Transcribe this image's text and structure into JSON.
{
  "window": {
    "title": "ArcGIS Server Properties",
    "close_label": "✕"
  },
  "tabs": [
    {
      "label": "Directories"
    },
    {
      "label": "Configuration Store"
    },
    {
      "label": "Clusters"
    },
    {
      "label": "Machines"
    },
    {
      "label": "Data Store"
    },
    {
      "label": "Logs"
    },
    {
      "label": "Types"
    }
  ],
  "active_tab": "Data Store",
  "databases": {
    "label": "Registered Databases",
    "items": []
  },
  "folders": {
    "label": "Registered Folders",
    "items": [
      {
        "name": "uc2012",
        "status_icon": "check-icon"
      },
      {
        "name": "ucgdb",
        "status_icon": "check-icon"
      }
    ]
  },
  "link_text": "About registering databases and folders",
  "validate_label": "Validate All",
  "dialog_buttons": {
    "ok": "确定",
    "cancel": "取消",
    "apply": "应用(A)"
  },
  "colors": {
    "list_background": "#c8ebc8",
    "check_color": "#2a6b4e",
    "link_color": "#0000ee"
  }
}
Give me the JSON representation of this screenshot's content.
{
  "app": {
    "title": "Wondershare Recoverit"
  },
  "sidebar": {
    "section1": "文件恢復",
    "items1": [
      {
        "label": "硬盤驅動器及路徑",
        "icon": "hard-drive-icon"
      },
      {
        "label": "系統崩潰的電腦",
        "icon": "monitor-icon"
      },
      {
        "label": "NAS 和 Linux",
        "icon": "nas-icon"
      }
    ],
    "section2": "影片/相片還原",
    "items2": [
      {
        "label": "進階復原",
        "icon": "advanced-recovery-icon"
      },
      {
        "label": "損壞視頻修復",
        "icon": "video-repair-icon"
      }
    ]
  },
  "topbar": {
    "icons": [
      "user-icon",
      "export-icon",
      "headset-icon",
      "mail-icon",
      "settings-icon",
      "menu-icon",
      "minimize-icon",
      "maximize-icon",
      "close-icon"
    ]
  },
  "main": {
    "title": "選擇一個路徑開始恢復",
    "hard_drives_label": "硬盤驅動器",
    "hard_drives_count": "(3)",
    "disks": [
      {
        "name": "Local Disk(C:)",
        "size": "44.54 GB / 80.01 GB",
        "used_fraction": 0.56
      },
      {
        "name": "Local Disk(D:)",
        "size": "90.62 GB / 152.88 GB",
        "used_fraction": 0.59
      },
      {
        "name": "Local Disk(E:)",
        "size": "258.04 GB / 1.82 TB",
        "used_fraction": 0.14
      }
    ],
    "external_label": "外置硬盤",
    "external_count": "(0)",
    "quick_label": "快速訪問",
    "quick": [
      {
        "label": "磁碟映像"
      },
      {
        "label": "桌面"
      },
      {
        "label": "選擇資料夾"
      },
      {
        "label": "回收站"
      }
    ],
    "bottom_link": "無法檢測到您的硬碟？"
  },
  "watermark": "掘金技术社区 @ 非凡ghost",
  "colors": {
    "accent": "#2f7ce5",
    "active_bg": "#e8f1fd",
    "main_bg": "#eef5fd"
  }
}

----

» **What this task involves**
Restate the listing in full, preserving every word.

» **Expected output**
Transcribe this image's text and structure into JSON.
{
  "window": {
    "title": "ArcGIS Server Properties",
    "close_label": "✕"
  },
  "tabs": [
    {
      "label": "Directories"
    },
    {
      "label": "Configuration Store"
    },
    {
      "label": "Clusters"
    },
    {
      "label": "Machines"
    },
    {
      "label": "Data Store"
    },
    {
      "label": "Logs"
    },
    {
      "label": "Types"
    }
  ],
  "active_tab": "Data Store",
  "databases": {
    "label": "Registered Databases",
    "items": []
  },
  "folders": {
    "label": "Registered Folders",
    "items": [
      {
        "name": "uc2012",
        "status_icon": "check-icon"
      },
      {
        "name": "ucgdb",
        "status_icon": "check-icon"
      }
    ]
  },
  "link_text": "About registering databases and folders",
  "validate_label": "Validate All",
  "dialog_buttons": {
    "ok": "确定",
    "cancel": "取消",
    "apply": "应用(A)"
  },
  "colors": {
    "list_background": "#c8ebc8",
    "check_color": "#2a6b4e",
    "link_color": "#0000ee"
  }
}
Give me the JSON representation of this screenshot's content.
{
  "app": {
    "title": "Wondershare Recoverit"
  },
  "sidebar": {
    "section1": "文件恢復",
    "items1": [
      {
        "label": "硬盤驅動器及路徑",
        "icon": "hard-drive-icon"
      },
      {
        "label": "系統崩潰的電腦",
        "icon": "monitor-icon"
      },
      {
        "label": "NAS 和 Linux",
        "icon": "nas-icon"
      }
    ],
    "section2": "影片/相片還原",
    "items2": [
      {
        "label": "進階復原",
        "icon": "advanced-recovery-icon"
      },
      {
        "label": "損壞視頻修復",
        "icon": "video-repair-icon"
      }
    ]
  },
  "topbar": {
    "icons": [
      "user-icon",
      "export-icon",
      "headset-icon",
      "mail-icon",
      "settings-icon",
      "menu-icon",
      "minimize-icon",
      "maximize-icon",
      "close-icon"
    ]
  },
  "main": {
    "title": "選擇一個路徑開始恢復",
    "hard_drives_label": "硬盤驅動器",
    "hard_drives_count": "(3)",
    "disks": [
      {
        "name": "Local Disk(C:)",
        "size": "44.54 GB / 80.01 GB",
        "used_fraction": 0.56
      },
      {
        "name": "Local Disk(D:)",
        "size": "90.62 GB / 152.88 GB",
        "used_fraction": 0.59
      },
      {
        "name": "Local Disk(E:)",
        "size": "258.04 GB / 1.82 TB",
        "used_fraction": 0.14
      }
    ],
    "external_label": "外置硬盤",
    "external_count": "(0)",
    "quick_label": "快速訪問",
    "quick": [
      {
        "label": "磁碟映像"
      },
      {
        "label": "桌面"
      },
      {
        "label": "選擇資料夾"
      },
      {
        "label": "回收站"
      }
    ],
    "bottom_link": "無法檢測到您的硬碟？"
  },
  "watermark": "掘金技术社区 @ 非凡ghost",
  "colors": {
    "accent": "#2f7ce5",
    "active_bg": "#e8f1fd",
    "main_bg": "#eef5fd"
  }
}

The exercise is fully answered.